Got a hankering for more details about the mayor’s race? If so, maybe you’re a mayoral candidate yourself. (In which case: Can you promise to name a street after me? Just one would do it.) Whatever the case, check our dozens of stories here.
Stanford Fellowship Grabs our Editor
Andrew Donohue, the editor of Voice of San Diego, will depart on Sept. 1 to become a fellow with the John S. Knight Journalism Fellowships at Stanford University.
It’s a prestigious fellowship in the journalism world that promotes innovation, entrepreneurship and leadership. Stanford University yesterday announced the names of the 20 fellows for the 2012-2013 academic year.
Donohue’s project up in Palo Alto will be to create investigative news projects that will take advantage of narrative story telling and allow the use of “crowd-sourcing” — using internet users at large to help out. Another goal is to create ways to fund these projects so they don’t disappear.
Our CEO, Scott Lewis, has more details about what comes next for VOSD, along with an appreciation for a journalist who’s the newsroom’s top boss.
Donohue is known as Andy around here, and we have a lot of a few other names for him too. No need to go into them in print (this is a family news organization) except for the most important one: “friend.”
He will continue to work with us as a contributing editor and hopes to return to San Diego when the fellowship ends.
• You can catch Donohue and Lewis making predictions about the election on the latest edition of VOSD Radio.
DeMaio’s Big and Questionable Claim
Councilman Carl DeMaio is running for mayor as an advocate for the taxpayer. But what about the plan to build the $520 million Convention Center expansion without a vote of the public?
Not to worry, DeMaio says: That’s a “private investment.” We examined this claim last week, and now Fact Check TV takes a crack at it.
Henrietta Lacks Series Reaches the End
The end is near for Exploring Ethics Forum: The Henrietta Lacks Series, a nine-month-long series run by the San Diego’s Center for Ethics in Science and Technology. It’s part of a citywide event that examines the ethical quandaries posted by the story of a woman whose cells were removed from her body in the 1950s. The cells became a crucial component of medical advances, all without her permission.

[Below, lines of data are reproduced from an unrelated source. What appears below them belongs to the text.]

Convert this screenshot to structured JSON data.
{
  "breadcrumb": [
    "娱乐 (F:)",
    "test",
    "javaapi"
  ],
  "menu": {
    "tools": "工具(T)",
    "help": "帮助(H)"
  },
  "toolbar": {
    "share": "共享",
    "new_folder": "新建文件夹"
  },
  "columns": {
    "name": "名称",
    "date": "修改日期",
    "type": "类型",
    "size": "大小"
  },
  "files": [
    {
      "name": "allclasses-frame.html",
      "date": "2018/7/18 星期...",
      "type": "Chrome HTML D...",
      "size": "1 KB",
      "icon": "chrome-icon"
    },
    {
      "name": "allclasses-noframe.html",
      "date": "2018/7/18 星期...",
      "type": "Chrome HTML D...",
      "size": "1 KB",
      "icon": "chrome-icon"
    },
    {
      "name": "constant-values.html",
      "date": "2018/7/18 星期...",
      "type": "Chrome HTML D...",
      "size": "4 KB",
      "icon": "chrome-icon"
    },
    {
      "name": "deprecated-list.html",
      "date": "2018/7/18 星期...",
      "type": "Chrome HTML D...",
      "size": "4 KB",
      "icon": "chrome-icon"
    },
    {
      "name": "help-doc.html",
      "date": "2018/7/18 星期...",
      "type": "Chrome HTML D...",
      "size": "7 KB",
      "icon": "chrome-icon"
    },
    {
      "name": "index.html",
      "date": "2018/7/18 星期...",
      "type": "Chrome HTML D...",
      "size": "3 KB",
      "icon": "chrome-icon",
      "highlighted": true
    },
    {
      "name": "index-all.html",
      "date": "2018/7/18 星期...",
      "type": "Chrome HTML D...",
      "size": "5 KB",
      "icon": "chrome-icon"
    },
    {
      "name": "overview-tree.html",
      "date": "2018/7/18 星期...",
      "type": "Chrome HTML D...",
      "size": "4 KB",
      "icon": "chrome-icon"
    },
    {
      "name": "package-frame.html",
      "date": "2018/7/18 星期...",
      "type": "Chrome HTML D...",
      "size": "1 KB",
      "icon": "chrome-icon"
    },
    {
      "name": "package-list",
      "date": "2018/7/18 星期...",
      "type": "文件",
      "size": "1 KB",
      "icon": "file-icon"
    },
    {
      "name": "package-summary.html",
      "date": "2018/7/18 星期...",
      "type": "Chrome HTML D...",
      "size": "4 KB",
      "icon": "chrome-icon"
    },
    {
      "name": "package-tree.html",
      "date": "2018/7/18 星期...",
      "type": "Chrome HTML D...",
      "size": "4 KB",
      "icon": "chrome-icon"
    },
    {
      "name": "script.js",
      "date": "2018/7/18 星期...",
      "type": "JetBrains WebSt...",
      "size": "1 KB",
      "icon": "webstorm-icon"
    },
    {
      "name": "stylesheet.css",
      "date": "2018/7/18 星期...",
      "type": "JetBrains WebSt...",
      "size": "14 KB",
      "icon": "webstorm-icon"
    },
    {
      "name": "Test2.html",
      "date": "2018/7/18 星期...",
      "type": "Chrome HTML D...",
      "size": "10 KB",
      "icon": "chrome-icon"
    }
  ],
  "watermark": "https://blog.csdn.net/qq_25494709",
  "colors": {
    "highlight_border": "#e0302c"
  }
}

Margaret Ng Thow Hing, an intellectual property attorney, examines the question of whether we own our bodies in an essay. We’ve also posted a poll to give you a voice.
Poe Celebration Reaches Nevermore Stage
The Big Read: Shades of Poe, the citywide celebration of Edgar Allan Poe, is ending today with events in East County. Veronica Murphy and Walter Ritter, co-founders of Write Out Loud, recap what happened in a new post.
Quick News Hits
• Three yacht racers are dead and one is presumed deceased after their sailboat came apart in the waters off San Diego, the AP reports. It’s not clear what happened; theories suggest that their boat collided with another vessel or hit rocks near Mexico’s Coronado Islands.
• Today, the results of a federal investigation will finally shed light (sorry) on last September’s epic blackout, the NC Times reports. It’s been seven months since the power grid failed, revealing how many things we rely on — hospitals, cell phones, gas stations, sewage systems — aren’t prepared for a simple power outage.
• Our Best of the Week feature is back with a look at the most popular stories on our site. Walmart, Rancho Bernardo, University City and Councilman DeMaio all get some love.
• The Atlantic says San Diego may be the national leader in replacing streetlights with new models that save energy. The city plans to replace 90 percent of its 35,000 streetlights that use 40 percent less energy.
The goal is to save a couple of million dollars a year on power bills. The lights also last a lot longer.
My street has both kinds of lights. The old ones have a yellowish cast, and the new ones are more white-ish. I’ve tested them by walking under them at night, and they all make me look pallid.
Now if only sunlight didn’t have the same effect.
Please contact Randy Dotinga directly at email@example.com and follow him on Twitter: twitter.com/rdotinga.